The cellars are stocked with an extensive French wine collection

Maison Margaux emphasizes French wines — Fhima has been collecting wines for more than 45 years, and has 10,000 bottles in his personal cellar. The restaurant offers over 860 selections, with 35 served by the glass, and there are three sommeliers in-house. One of Maison Margaux’s wine cellars has an intriguing backstory: Now sealed off with stones, it was reportedly once a tunnel to the Mississippi that fishermen used to haul the day’s catch into the building, in the time when the Ribnick Furs building operated as a fishery.

Three dishes on a blue table: A bone marrow beef dish (center), a Nicoise salad (left) and a pear tart (right).
Beef daube (center), salade Niçoise (left), and pear tart (right).
A pear tart topped with whipped cream and a sprig of mint on a white and green patterned plate resting on a blue table.
A pear tart.
A salad of tuna, tomatoes, fingerling potatoes, onions, and greens on an oblong white plate on a blue table.
Salade Niçoise.

The restaurant has a food justice mission at its core

“We’re committed to our BIPOC community,” says Eli Fhima. “We really made an effort to hire Black, to hire Somali, to hire Jewish, to hire Muslim, to hire white, to hire Latinx, to hire transgender. … That’s kind of our essence — wealth is built at the table. Differences are settled at a table in a restaurant setting, so we can give our community and personnel the platform to do that.” Staff also have 401ks, health insurance, and other benefits.

Maison Margaux is the first in a series of highly anticipated restaurants coming to the North Loop

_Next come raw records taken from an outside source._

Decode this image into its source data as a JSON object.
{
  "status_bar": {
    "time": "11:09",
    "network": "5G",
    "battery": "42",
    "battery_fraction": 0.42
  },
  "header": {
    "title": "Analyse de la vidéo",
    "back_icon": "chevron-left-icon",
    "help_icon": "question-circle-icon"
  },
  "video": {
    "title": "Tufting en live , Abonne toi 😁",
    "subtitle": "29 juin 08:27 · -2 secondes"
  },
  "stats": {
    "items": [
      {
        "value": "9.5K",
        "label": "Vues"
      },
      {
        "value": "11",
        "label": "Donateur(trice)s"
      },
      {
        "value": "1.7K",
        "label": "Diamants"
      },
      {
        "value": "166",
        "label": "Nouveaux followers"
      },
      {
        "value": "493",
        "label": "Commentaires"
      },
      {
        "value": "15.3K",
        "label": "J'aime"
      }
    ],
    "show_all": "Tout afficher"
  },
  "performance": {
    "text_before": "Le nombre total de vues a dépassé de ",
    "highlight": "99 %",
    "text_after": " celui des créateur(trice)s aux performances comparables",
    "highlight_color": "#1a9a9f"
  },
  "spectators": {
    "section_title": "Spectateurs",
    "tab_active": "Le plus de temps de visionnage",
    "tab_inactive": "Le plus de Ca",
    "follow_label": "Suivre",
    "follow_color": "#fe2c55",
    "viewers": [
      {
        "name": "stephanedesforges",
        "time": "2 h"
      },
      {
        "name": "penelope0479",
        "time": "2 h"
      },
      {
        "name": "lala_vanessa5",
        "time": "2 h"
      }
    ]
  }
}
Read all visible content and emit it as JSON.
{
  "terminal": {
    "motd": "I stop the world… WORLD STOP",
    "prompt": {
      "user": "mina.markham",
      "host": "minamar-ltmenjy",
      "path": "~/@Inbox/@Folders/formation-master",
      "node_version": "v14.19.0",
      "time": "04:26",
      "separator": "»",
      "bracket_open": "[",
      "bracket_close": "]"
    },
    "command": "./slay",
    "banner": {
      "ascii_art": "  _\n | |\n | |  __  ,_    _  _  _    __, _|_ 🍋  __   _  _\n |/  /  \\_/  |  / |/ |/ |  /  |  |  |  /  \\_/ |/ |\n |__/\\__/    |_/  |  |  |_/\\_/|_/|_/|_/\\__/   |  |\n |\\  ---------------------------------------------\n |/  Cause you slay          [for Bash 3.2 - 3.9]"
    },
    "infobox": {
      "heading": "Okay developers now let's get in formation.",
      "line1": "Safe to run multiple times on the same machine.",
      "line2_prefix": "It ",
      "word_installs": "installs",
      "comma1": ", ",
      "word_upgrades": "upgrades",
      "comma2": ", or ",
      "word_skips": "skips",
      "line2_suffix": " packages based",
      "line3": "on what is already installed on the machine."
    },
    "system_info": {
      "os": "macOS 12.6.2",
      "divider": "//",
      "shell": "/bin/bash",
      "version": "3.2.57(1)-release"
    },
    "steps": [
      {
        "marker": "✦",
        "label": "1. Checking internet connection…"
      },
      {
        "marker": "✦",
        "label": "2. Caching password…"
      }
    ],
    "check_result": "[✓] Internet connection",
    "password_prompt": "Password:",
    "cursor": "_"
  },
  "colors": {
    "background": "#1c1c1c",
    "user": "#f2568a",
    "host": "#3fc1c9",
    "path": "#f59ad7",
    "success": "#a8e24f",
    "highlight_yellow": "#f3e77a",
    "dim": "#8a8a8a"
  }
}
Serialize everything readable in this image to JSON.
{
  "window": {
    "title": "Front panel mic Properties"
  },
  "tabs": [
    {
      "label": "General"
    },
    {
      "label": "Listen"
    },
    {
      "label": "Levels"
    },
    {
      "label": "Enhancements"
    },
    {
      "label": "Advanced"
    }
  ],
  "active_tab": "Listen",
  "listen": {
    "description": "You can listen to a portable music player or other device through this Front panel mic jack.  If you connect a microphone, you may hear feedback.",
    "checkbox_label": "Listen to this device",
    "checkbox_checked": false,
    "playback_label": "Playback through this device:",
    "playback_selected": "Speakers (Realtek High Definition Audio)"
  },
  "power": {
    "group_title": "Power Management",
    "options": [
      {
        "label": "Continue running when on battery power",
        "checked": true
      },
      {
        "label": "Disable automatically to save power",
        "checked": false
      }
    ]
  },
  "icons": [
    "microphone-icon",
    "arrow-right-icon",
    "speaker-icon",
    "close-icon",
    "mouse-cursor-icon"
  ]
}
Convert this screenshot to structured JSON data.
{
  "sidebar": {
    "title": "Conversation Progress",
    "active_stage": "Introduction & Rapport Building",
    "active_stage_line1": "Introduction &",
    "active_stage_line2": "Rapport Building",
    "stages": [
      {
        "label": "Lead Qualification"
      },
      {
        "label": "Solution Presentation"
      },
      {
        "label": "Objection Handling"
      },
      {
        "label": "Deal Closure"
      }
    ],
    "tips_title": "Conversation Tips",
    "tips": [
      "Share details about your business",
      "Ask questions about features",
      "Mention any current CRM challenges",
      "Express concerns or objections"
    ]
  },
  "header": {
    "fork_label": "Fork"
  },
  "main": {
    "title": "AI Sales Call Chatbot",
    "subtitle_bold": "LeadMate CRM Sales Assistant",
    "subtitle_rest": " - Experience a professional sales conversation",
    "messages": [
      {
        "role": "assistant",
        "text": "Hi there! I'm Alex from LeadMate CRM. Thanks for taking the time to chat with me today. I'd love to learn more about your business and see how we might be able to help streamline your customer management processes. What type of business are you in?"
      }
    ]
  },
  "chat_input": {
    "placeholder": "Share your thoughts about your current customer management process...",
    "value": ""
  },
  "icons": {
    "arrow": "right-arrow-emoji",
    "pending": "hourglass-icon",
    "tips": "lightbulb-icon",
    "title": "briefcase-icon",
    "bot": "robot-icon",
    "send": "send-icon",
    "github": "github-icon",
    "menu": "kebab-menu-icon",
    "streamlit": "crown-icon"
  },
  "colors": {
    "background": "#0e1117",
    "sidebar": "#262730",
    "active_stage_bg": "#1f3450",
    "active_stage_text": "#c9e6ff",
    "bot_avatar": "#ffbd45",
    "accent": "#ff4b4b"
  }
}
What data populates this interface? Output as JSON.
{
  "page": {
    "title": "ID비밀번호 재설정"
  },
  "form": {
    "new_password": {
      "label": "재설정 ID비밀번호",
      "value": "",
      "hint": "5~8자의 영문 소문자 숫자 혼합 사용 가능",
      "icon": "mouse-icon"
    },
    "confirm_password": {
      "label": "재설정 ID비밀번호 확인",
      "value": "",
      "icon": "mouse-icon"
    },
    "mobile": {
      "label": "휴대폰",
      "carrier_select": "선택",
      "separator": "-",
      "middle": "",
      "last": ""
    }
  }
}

Maison Margaux is one of a number of heavy-hitting restaurants slated to open in the North Loop in the next year. Just down the street is the former Bachelor Farmer building, where chef Danny del Prado is devising an Argentinian steakhouse; near the riverside, chef Tim McKee’s Basque-influenced restaurant will open in the forthcoming West Hotel. Chef Gavin Kaysen’s Spoon and Stable is also just a few doors down. “I think it’s amazing,” says Fhima. “I remember moving to Minneapolis 25 years ago, the North Loop didn’t exist … seeing how it exploded, it’s just phenomenal.”

A long bar with marquee lighting on the ceiling, plush red velvet underneath the bar, and a long line of chairs.
The underground bar at Maison Margaux.
Five people wearing white chefs coats standing in a line with their arms folded in front of a white wall with a long blue streak running through it.
From left: Chefs Lauren Christiansen, Elliot Jones, David Fhima, Ashe Wolf, and Jason Liebel.

As the Year Ends, Two More Closures Hit Minneapolis

Malcolm Yards Food Hall Adds Po’ Boys and Barbecue to Its Lineup


The Kitschiest, Most Delightful Holiday Pop-Up Bars in the Twin Cities This Year